Altamont braces for four events on August 24
ALTAMONT — “It’s like a perfect storm,” said Altamont’s police chief, Todd Pucci.
He wasn’t talking about the weather, though. He was talking about four events that will all take place in the small village of Altamont on the same day — August 24.
The village at the foot of the Helderbergs will see athletes running, constitutionalists protesting, firefighters marching, and motorcyclists riding.
“We’re hoping for the best and getting ready for the worst,” said Pucci, noting all 12 members of the police department will be on duty.
The day will start with a 5K race, part of the inaugural Hilltown Triple Crown, at 9 a.m. The foot race begins and ends at the Bozenkill park, as runners wend their way about the village.
Then, starting at 11 a.m., a rally featuring country music will take place at the Altamont fairgrounds. Organizers initially claimed up to 15,000 people might attend but, Pucci said, that estimate has been scaled back to 4,000 or 4,500.
Freedompalooza is to be the first fund-raising event for the Freedom Coalition, founded by state Assemblyman Bill Nojay, a Republican from western New York, and Tom King, the president of the New York State Rifle and Pistol Association, with an ad-hoc group of what King described as “constitutionalists.”
The event is scheduled to run until 8 p.m., Pucci said.
At 4 p.m., local fire departments will march in the Albany county firefighters’ parade, free to the public.
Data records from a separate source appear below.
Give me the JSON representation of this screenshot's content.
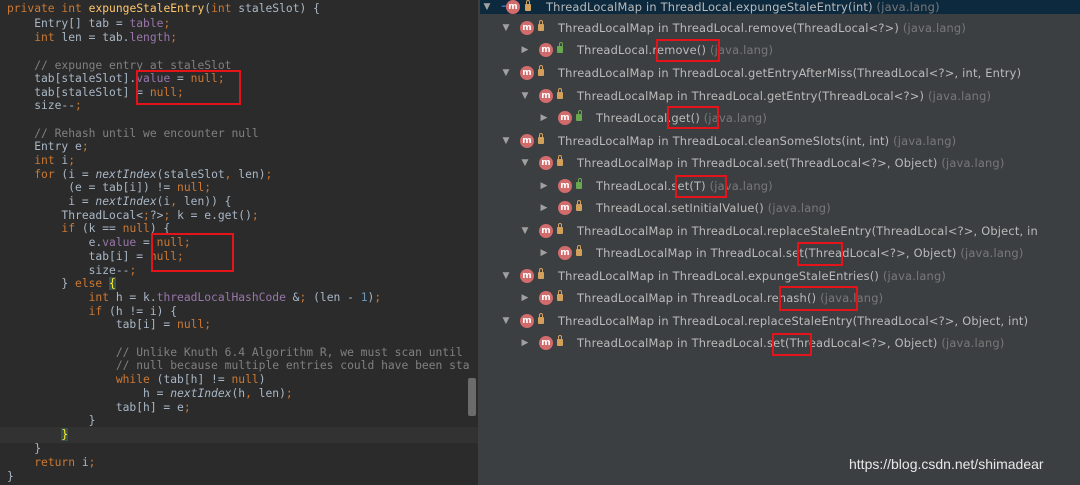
{
  "editor": {
    "lines": [
      "private int expungeStaleEntry(int staleSlot) {",
      "    Entry[] tab = table;",
      "    int len = tab.length;",
      "",
      "    // expunge entry at staleSlot",
      "    tab[staleSlot].value = null;",
      "    tab[staleSlot] = null;",
      "    size--;",
      "",
      "    // Rehash until we encounter null",
      "    Entry e;",
      "    int i;",
      "    for (i = nextIndex(staleSlot, len);",
      "         (e = tab[i]) != null;",
      "         i = nextIndex(i, len)) {",
      "        ThreadLocal<?> k = e.get();",
      "        if (k == null) {",
      "            e.value = null;",
      "            tab[i] = null;",
      "            size--;",
      "        } else {",
      "            int h = k.threadLocalHashCode & (len - 1);",
      "            if (h != i) {",
      "                tab[i] = null;",
      "",
      "                // Unlike Knuth 6.4 Algorithm R, we must scan until",
      "                // null because multiple entries could have been sta",
      "                while (tab[h] != null)",
      "                    h = nextIndex(h, len);",
      "                tab[h] = e;",
      "            }",
      "        }",
      "    }",
      "    return i;",
      "}"
    ]
  },
  "hierarchy": {
    "rows": [
      {
        "text": "ThreadLocalMap in ThreadLocal.expungeStaleEntry(int)",
        "pkg": "(java.lang)",
        "indent": 0,
        "arrow": "▼",
        "icon": "method-icon",
        "lock": "private",
        "selected": true
      },
      {
        "text": "ThreadLocalMap in ThreadLocal.remove(ThreadLocal<?>)",
        "pkg": "(java.lang)",
        "indent": 1,
        "arrow": "▼",
        "icon": "method-icon",
        "lock": "private"
      },
      {
        "text": "ThreadLocal.remove()",
        "pkg": "(java.lang)",
        "indent": 2,
        "arrow": "▶",
        "icon": "method-icon",
        "lock": "public"
      },
      {
        "text": "ThreadLocalMap in ThreadLocal.getEntryAfterMiss(ThreadLocal<?>, int, Entry)",
        "pkg": "",
        "indent": 1,
        "arrow": "▼",
        "icon": "method-icon",
        "lock": "private"
      },
      {
        "text": "ThreadLocalMap in ThreadLocal.getEntry(ThreadLocal<?>)",
        "pkg": "(java.lang)",
        "indent": 2,
        "arrow": "▼",
        "icon": "method-icon",
        "lock": "private"
      },
      {
        "text": "ThreadLocal.get()",
        "pkg": "(java.lang)",
        "indent": 3,
        "arrow": "▶",
        "icon": "method-icon",
        "lock": "public"
      },
      {
        "text": "ThreadLocalMap in ThreadLocal.cleanSomeSlots(int, int)",
        "pkg": "(java.lang)",
        "indent": 1,
        "arrow": "▼",
        "icon": "method-icon",
        "lock": "private"
      },
      {
        "text": "ThreadLocalMap in ThreadLocal.set(ThreadLocal<?>, Object)",
        "pkg": "(java.lang)",
        "indent": 2,
        "arrow": "▼",
        "icon": "method-icon",
        "lock": "private"
      },
      {
        "text": "ThreadLocal.set(T)",
        "pkg": "(java.lang)",
        "indent": 3,
        "arrow": "▶",
        "icon": "method-icon",
        "lock": "public"
      },
      {
        "text": "ThreadLocal.setInitialValue()",
        "pkg": "(java.lang)",
        "indent": 3,
        "arrow": "▶",
        "icon": "method-icon",
        "lock": "private"
      },
      {
        "text": "ThreadLocalMap in ThreadLocal.replaceStaleEntry(ThreadLocal<?>, Object, in",
        "pkg": "",
        "indent": 2,
        "arrow": "▼",
        "icon": "method-icon",
        "lock": "private"
      },
      {
        "text": "ThreadLocalMap in ThreadLocal.set(ThreadLocal<?>, Object)",
        "pkg": "(java.lang)",
        "indent": 3,
        "arrow": "▶",
        "icon": "method-icon",
        "lock": "private"
      },
      {
        "text": "ThreadLocalMap in ThreadLocal.expungeStaleEntries()",
        "pkg": "(java.lang)",
        "indent": 1,
        "arrow": "▼",
        "icon": "method-icon",
        "lock": "private"
      },
      {
        "text": "ThreadLocalMap in ThreadLocal.rehash()",
        "pkg": "(java.lang)",
        "indent": 2,
        "arrow": "▶",
        "icon": "method-icon",
        "lock": "private"
      },
      {
        "text": "ThreadLocalMap in ThreadLocal.replaceStaleEntry(ThreadLocal<?>, Object, int)",
        "pkg": "",
        "indent": 1,
        "arrow": "▼",
        "icon": "method-icon",
        "lock": "private"
      },
      {
        "text": "ThreadLocalMap in ThreadLocal.set(ThreadLocal<?>, Object)",
        "pkg": "(java.lang)",
        "indent": 2,
        "arrow": "▶",
        "icon": "method-icon",
        "lock": "private"
      }
    ]
  },
  "watermark": "https://blog.csdn.net/shimadear",
  "colors": {
    "highlight_box": "#e5141b",
    "method_icon": "#d26b6b",
    "selection": "#0d293e"
  }
}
The route is similar to that of Altamont’s Memorial Day parade, involving Grand, Main, and Park streets. (See related story.)
“That’s short and sweet,” said Pucci.
Finally, at 4:30 p.m., a poker-run fund-raiser involving 125 to 200 motorcyclists is slated to end at the American Legion hall in Altamont.
In addition to the 12 members of the Altamont Police Department, Guilderland Police will also help out, Pucci said.
In the 17 years he’s been with the APD, Pucci said, he can’t recall the village having four big events on the same day.
Asked if he anticipated a spike in crime if there is a large crowd at the fairgrounds, Pucci said, “It’s the first time we ever dealt with it; we don’t now what to expect.”
His understanding of the Freedompalooza, Puccii said, is,”It’s sort of a protest, to bring awareness to the voters.”